• Reverse billboard effect: While I believe there is an argument for the billboard effect – but a declining one with the growth of meta-search IMO – the report fails to recognise the ‘reverse billboard effect’ whereby customers will quite often leave a hotel website in order to book on the OTA. Companies like Avvio and TripTease exist to help hotels tackle this very problem. Considering that hoteliers now pay PPC fees for up to 40% of their traffic, the ‘reverse billboard effect’ means that the true cost of OTA is actually higher than just the commission on an OTA booking. This does not appear to have been considered in the report.
• Loyalty is more than just discounts: Hoteliers should pursue guest experience that surprise and delight guests and this is most important when it comes to loyal guests. While the report focuses on the loyalty discount programs of the bigger chains and reflects loyalty as an extra cost line item for direct bookings, it would be incorrect to assume that customers are only loyal because of a reduced rate.
• The cost of a direct booking is directly related to booking conversion: not only does a great booking engine grow the volume of direct bookings but, the stronger ROI that goes with improved look-to-book rates means a reduction in the SEM acquisition costs for direct bookings. Our goal at Avvio is to be the best booking conversion platform on the planet for hotels. The more we continue to move the conversion rate needle in the right direction, the better the value of a direct booking over an OTA booking.
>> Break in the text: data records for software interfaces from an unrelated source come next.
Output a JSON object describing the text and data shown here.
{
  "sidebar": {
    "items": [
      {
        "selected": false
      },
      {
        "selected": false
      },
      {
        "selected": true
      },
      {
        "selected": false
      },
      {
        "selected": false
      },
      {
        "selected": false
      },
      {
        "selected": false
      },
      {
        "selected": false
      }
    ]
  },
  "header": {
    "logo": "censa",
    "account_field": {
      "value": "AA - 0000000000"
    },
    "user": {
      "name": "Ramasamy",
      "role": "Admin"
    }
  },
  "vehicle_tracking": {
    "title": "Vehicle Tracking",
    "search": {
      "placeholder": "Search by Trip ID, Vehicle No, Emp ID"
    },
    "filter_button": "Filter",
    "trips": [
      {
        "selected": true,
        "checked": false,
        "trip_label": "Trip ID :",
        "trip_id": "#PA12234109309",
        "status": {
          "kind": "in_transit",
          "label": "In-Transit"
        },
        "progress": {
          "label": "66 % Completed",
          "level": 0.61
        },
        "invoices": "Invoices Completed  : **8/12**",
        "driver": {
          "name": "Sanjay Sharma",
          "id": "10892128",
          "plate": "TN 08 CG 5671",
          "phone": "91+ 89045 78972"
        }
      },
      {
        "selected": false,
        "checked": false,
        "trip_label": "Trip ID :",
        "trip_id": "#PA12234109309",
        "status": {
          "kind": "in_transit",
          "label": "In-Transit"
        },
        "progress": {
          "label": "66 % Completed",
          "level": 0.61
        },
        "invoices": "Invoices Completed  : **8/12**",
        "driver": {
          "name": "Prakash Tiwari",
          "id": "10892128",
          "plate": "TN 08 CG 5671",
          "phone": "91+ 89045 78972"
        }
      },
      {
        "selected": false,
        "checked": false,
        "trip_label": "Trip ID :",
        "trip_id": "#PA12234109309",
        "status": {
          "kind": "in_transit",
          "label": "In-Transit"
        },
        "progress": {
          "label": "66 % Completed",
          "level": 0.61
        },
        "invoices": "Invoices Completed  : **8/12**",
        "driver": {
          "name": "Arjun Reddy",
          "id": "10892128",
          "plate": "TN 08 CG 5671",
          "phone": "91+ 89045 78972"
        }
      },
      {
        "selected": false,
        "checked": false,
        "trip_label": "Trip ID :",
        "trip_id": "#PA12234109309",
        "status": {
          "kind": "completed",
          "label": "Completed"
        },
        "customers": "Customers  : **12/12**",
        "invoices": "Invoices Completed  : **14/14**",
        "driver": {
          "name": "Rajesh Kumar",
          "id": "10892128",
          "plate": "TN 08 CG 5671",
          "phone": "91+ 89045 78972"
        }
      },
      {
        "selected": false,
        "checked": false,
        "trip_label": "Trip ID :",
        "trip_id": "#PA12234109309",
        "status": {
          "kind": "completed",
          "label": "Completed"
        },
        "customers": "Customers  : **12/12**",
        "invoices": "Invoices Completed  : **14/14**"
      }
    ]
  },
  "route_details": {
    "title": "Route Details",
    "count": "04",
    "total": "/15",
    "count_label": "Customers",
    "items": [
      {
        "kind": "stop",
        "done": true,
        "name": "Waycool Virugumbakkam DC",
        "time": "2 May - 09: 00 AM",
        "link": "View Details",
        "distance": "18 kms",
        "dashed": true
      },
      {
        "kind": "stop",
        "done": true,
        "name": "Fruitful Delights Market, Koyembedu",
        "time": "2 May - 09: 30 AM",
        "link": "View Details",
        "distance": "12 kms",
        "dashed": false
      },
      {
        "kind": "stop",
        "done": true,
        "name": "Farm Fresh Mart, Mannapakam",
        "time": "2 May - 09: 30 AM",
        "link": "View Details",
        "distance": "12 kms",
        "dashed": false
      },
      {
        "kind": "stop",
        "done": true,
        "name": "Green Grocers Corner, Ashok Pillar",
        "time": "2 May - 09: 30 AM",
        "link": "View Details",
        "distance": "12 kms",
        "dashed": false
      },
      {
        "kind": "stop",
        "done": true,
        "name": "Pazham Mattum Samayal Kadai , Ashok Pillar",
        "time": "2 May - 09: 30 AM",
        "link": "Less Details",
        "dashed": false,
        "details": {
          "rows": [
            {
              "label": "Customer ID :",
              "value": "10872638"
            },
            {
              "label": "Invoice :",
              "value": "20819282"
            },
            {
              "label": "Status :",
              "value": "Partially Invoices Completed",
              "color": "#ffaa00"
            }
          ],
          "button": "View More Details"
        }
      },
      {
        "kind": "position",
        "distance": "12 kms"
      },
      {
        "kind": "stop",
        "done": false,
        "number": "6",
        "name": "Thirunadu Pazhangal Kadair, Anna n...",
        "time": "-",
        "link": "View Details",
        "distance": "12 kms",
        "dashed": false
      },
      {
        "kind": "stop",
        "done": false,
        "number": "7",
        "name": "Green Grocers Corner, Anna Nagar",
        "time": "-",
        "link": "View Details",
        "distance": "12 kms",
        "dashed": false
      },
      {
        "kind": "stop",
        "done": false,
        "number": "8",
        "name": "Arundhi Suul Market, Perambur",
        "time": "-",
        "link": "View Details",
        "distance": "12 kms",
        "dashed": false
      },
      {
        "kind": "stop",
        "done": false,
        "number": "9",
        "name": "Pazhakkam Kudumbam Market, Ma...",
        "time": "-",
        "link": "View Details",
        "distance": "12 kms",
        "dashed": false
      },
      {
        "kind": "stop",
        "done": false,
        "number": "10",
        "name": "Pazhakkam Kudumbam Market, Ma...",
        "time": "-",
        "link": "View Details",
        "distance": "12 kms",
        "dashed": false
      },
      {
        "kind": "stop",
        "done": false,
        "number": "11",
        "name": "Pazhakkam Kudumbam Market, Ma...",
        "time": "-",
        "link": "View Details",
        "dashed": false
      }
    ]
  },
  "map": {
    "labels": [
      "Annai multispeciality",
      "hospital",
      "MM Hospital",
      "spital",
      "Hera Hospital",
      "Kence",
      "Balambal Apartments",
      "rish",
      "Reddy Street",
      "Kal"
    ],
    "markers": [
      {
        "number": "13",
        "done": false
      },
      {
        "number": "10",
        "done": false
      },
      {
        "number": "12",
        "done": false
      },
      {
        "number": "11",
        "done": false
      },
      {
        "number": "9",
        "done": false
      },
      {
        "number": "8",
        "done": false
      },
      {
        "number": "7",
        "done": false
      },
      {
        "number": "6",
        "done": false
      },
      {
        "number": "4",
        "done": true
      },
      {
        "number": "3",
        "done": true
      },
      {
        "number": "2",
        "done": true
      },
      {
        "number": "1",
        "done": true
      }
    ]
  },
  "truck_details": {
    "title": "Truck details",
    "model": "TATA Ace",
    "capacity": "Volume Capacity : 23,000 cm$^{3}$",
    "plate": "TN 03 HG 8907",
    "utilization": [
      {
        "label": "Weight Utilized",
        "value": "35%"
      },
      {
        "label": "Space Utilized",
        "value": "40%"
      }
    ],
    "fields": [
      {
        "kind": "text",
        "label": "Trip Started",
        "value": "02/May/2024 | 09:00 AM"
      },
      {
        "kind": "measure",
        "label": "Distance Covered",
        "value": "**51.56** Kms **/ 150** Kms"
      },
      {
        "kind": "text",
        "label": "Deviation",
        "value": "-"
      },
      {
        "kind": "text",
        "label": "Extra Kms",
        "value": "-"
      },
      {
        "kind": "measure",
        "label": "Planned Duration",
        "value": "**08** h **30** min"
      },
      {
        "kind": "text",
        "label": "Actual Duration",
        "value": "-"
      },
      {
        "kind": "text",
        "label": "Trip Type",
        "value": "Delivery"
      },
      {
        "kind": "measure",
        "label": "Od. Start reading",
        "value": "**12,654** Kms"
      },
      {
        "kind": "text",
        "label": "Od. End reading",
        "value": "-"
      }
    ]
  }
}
• Finally, OTA bookers are likely to be OTA-loyal rather than Hotel-loyal. When OTAs focus on adding value to hotels, rather than redirecting traffic from hotel brand name search terms for example, it is clear that there is still a real value-add delivered to hotels. A strong dependence on the OTA channel by hotels however is to ceed control and be at the whim of next year’s contractual terms.
It remains essential in my view that OTAs should be used strategically while at the same time hoteliers focus on growing direct bookings and minimising associated costs. I believe most hoteliers feel the same,” concluded Reeves.
The 2018 Boutique and Lifestyle Hotel Summit, which takes place on May 21 and 22 in London, includes a session called: Demand management, dynamic pricing and direct booking, what’s next for OTAs? Click here to find out more and buy tickets.